Management of Hearing Loss in a Case of Vestibular Aqueduct Syndrome
Georgia, an 11-year-old girl, was identified with left unilateral hearing loss following a failed newborn hearing screen. She has received pediatric audiology care in the same medical center for the past 11 years. This case study reviews the comprehensive audiologic, otologic, and educational follow-up needed when an infant is diagnosed with unilateral hearing loss.
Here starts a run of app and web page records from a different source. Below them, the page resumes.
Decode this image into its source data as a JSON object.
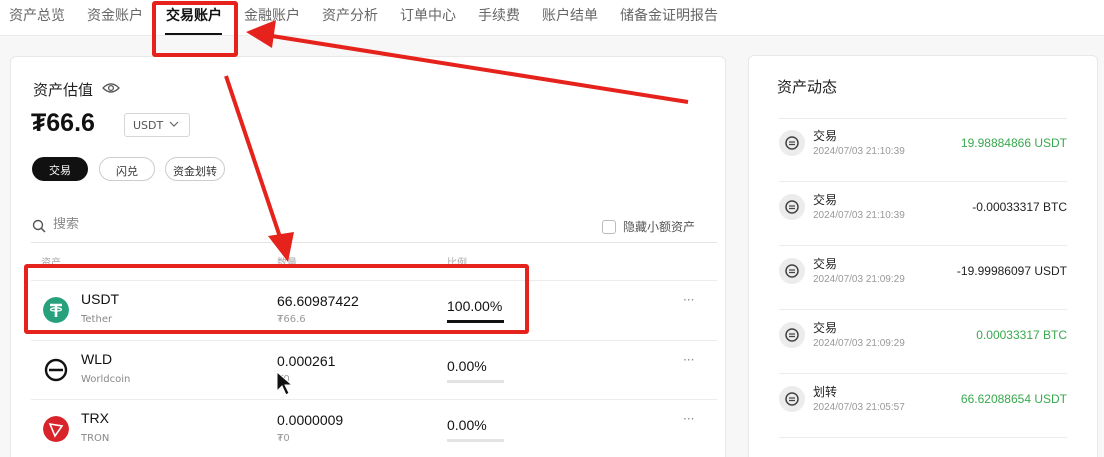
{
  "tabs": [
    {
      "label": "资产总览"
    },
    {
      "label": "资金账户"
    },
    {
      "label": "交易账户"
    },
    {
      "label": "金融账户"
    },
    {
      "label": "资产分析"
    },
    {
      "label": "订单中心"
    },
    {
      "label": "手续费"
    },
    {
      "label": "账户结单"
    },
    {
      "label": "储备金证明报告"
    }
  ],
  "active_tab": "交易账户",
  "valuation": {
    "title": "资产估值",
    "amount": "₮66.6",
    "currency": "USDT"
  },
  "actions": {
    "trade": "交易",
    "flash": "闪兑",
    "transfer": "资金划转"
  },
  "search": {
    "placeholder": "搜索",
    "hide_small_label": "隐藏小额资产"
  },
  "columns": {
    "asset": "资产",
    "amount": "数量",
    "ratio": "比例"
  },
  "assets": [
    {
      "symbol": "USDT",
      "name": "Tether",
      "amount": "66.60987422",
      "sub": "₮66.6",
      "ratio": "100.00%",
      "ratio_value": 1.0,
      "icon": "tether-icon",
      "color": "#26a17b"
    },
    {
      "symbol": "WLD",
      "name": "Worldcoin",
      "amount": "0.000261",
      "sub": "₮0",
      "ratio": "0.00%",
      "ratio_value": 0.0,
      "icon": "worldcoin-icon",
      "color": "#111111"
    },
    {
      "symbol": "TRX",
      "name": "TRON",
      "amount": "0.0000009",
      "sub": "₮0",
      "ratio": "0.00%",
      "ratio_value": 0.0,
      "icon": "tron-icon",
      "color": "#d9232a"
    }
  ],
  "more_label": "···",
  "dynamics": {
    "title": "资产动态",
    "items": [
      {
        "type": "交易",
        "time": "2024/07/03 21:10:39",
        "amount": "19.98884866 USDT",
        "positive": true
      },
      {
        "type": "交易",
        "time": "2024/07/03 21:10:39",
        "amount": "-0.00033317 BTC",
        "positive": false
      },
      {
        "type": "交易",
        "time": "2024/07/03 21:09:29",
        "amount": "-19.99986097 USDT",
        "positive": false
      },
      {
        "type": "交易",
        "time": "2024/07/03 21:09:29",
        "amount": "0.00033317 BTC",
        "positive": true
      },
      {
        "type": "划转",
        "time": "2024/07/03 21:05:57",
        "amount": "66.62088654 USDT",
        "positive": true
      }
    ]
  },
  "colors": {
    "positive": "#38a84e",
    "annotation": "#e5231c"
  }
}
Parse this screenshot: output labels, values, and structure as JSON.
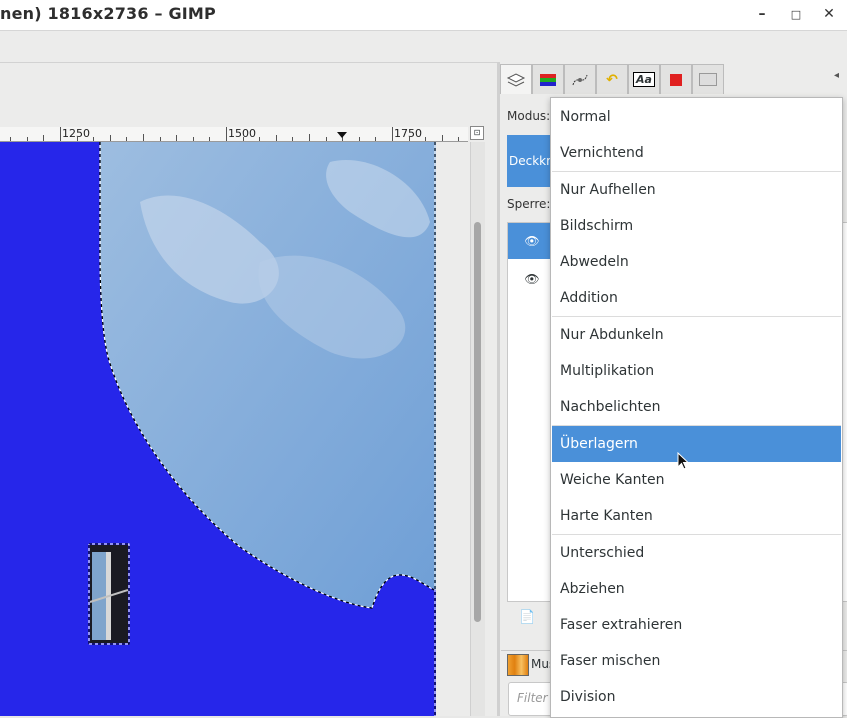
{
  "window": {
    "title": "nen) 1816x2736 – GIMP",
    "minimize": "–",
    "maximize": "□",
    "close": "✕"
  },
  "ruler": {
    "labels": [
      "1250",
      "1500",
      "1750"
    ]
  },
  "panel": {
    "tabs": [
      "layers-icon",
      "channels-icon",
      "paths-icon",
      "undo-icon",
      "text-icon",
      "color-icon",
      "images-icon"
    ],
    "text_tab": "Aa",
    "mode_label": "Modus:",
    "opacity_partial": "Deckkr",
    "lock_label": "Sperre:",
    "bottom_tab_label": "Mus",
    "filter_placeholder": "Filter"
  },
  "blend_menu": {
    "items": [
      {
        "label": "Normal",
        "group": 1
      },
      {
        "label": "Vernichtend",
        "group": 1
      },
      {
        "label": "Nur Aufhellen",
        "group": 2
      },
      {
        "label": "Bildschirm",
        "group": 2
      },
      {
        "label": "Abwedeln",
        "group": 2
      },
      {
        "label": "Addition",
        "group": 2
      },
      {
        "label": "Nur Abdunkeln",
        "group": 3
      },
      {
        "label": "Multiplikation",
        "group": 3
      },
      {
        "label": "Nachbelichten",
        "group": 3
      },
      {
        "label": "Überlagern",
        "group": 4,
        "highlighted": true
      },
      {
        "label": "Weiche Kanten",
        "group": 4
      },
      {
        "label": "Harte Kanten",
        "group": 4
      },
      {
        "label": "Unterschied",
        "group": 5
      },
      {
        "label": "Abziehen",
        "group": 5
      },
      {
        "label": "Faser extrahieren",
        "group": 5
      },
      {
        "label": "Faser mischen",
        "group": 5
      },
      {
        "label": "Division",
        "group": 5
      }
    ]
  },
  "colors": {
    "canvas_blue": "#2626ea",
    "sky": "#8fb4dc",
    "highlight": "#4a90d9"
  }
}
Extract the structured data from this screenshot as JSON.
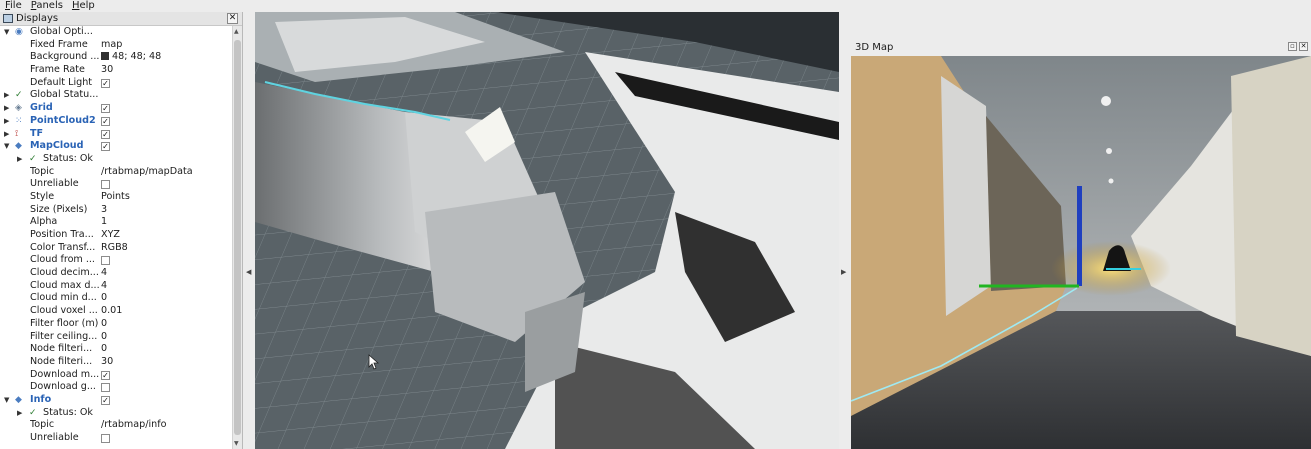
{
  "menubar": {
    "items": [
      {
        "accel": "F",
        "rest": "ile"
      },
      {
        "accel": "P",
        "rest": "anels"
      },
      {
        "accel": "H",
        "rest": "elp"
      }
    ]
  },
  "displays": {
    "title": "Displays",
    "close_glyph": "✕",
    "rows": {
      "global_options": {
        "label": "Global Opti...",
        "arrow": "▼"
      },
      "fixed_frame": {
        "label": "Fixed Frame",
        "value": "map"
      },
      "background": {
        "label": "Background ...",
        "value": "48; 48; 48"
      },
      "frame_rate": {
        "label": "Frame Rate",
        "value": "30"
      },
      "default_light": {
        "label": "Default Light",
        "check": "✓"
      },
      "global_status": {
        "label": "Global Statu...",
        "arrow": "▶",
        "icon": "✓"
      },
      "grid": {
        "label": "Grid",
        "arrow": "▶",
        "check": "✓"
      },
      "pointcloud2": {
        "label": "PointCloud2",
        "arrow": "▶",
        "check": "✓"
      },
      "tf": {
        "label": "TF",
        "arrow": "▶",
        "check": "✓"
      },
      "mapcloud": {
        "label": "MapCloud",
        "arrow": "▼",
        "check": "✓"
      },
      "mapcloud_status": {
        "label": "Status: Ok",
        "arrow": "▶",
        "icon": "✓"
      },
      "topic": {
        "label": "Topic",
        "value": "/rtabmap/mapData"
      },
      "unreliable": {
        "label": "Unreliable"
      },
      "style": {
        "label": "Style",
        "value": "Points"
      },
      "size_pixels": {
        "label": "Size (Pixels)",
        "value": "3"
      },
      "alpha": {
        "label": "Alpha",
        "value": "1"
      },
      "position_transformer": {
        "label": "Position Tra...",
        "value": "XYZ"
      },
      "color_transformer": {
        "label": "Color Transf...",
        "value": "RGB8"
      },
      "cloud_from": {
        "label": "Cloud from ..."
      },
      "cloud_decimation": {
        "label": "Cloud decim...",
        "value": "4"
      },
      "cloud_max_depth": {
        "label": "Cloud max d...",
        "value": "4"
      },
      "cloud_min_depth": {
        "label": "Cloud min d...",
        "value": "0"
      },
      "cloud_voxel": {
        "label": "Cloud voxel ...",
        "value": "0.01"
      },
      "filter_floor": {
        "label": "Filter floor (m)",
        "value": "0"
      },
      "filter_ceiling": {
        "label": "Filter ceiling...",
        "value": "0"
      },
      "node_filtering_1": {
        "label": "Node filteri...",
        "value": "0"
      },
      "node_filtering_2": {
        "label": "Node filteri...",
        "value": "30"
      },
      "download_map": {
        "label": "Download m...",
        "check": "✓"
      },
      "download_graph": {
        "label": "Download g..."
      },
      "info": {
        "label": "Info",
        "arrow": "▼",
        "check": "✓"
      },
      "info_status": {
        "label": "Status: Ok",
        "arrow": "▶",
        "icon": "✓"
      },
      "info_topic": {
        "label": "Topic",
        "value": "/rtabmap/info"
      },
      "info_unreliable": {
        "label": "Unreliable"
      }
    }
  },
  "splitters": {
    "left_glyph": "◀",
    "right_glyph": "▶"
  },
  "map_panel": {
    "title": "3D Map",
    "float_glyph": "▫",
    "close_glyph": "✕"
  },
  "icons": {
    "displays": "monitor-icon",
    "global_options": "globe-icon",
    "grid": "grid-icon",
    "pointcloud2": "pointcloud-icon",
    "tf": "tf-axes-icon",
    "mapcloud": "diamond-icon",
    "info": "diamond-icon"
  },
  "colors": {
    "viewport_background": "#303030",
    "property_link": "#2a63b5",
    "status_ok": "#2e7d32"
  }
}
Georgia was born at 37 weeks’ gestation following an uncomplicated pregnancy and delivery. She weighed 8.8 lbs at birth and had Apgar scores of 8 and 9. She passed her initial newborn hearing screen with automated auditory brainstem response (AABR) in the right ear but did not pass in the left. A similar result was obtained at the time of an outpatient re-screen 1 month later. A diagnostic auditory brainstem response (ABR) evaluation at 2 months of age was consistent with normal hearing sensitivity in the right ear and a moderate sensorineural hearing loss in the left ear. The results were discussed with her family and the implications of unilateral hearing loss and potential benefits and limitations of hearing aid use for the left ear were discussed. Georgia’s parents indicated they preferred to delay hearing aid fitting until they had an opportunity to see how her speech and language developed. A return appointment was scheduled for otologic examination, and with the family’s permission, a referral was made for early intervention services. Two weeks later, an otologic examination was completed and magnetic resonance imagining (MRI) and electrocardiogram (EKG) tests were ordered. In addition, cytomegalovirus (CMV) and Connexin 26 and 30 tests were performed using the blood sample obtained to screen for metabolic disorders in the newborn period (Guthrie’s test). The EKG, CMV, and Connexin tests all came back negative. At 3 months of age, Georgia was enrolled in the state’s birth-to-three early intervention program and a teacher of the deaf and hard of hearing provided monthly in-home visits.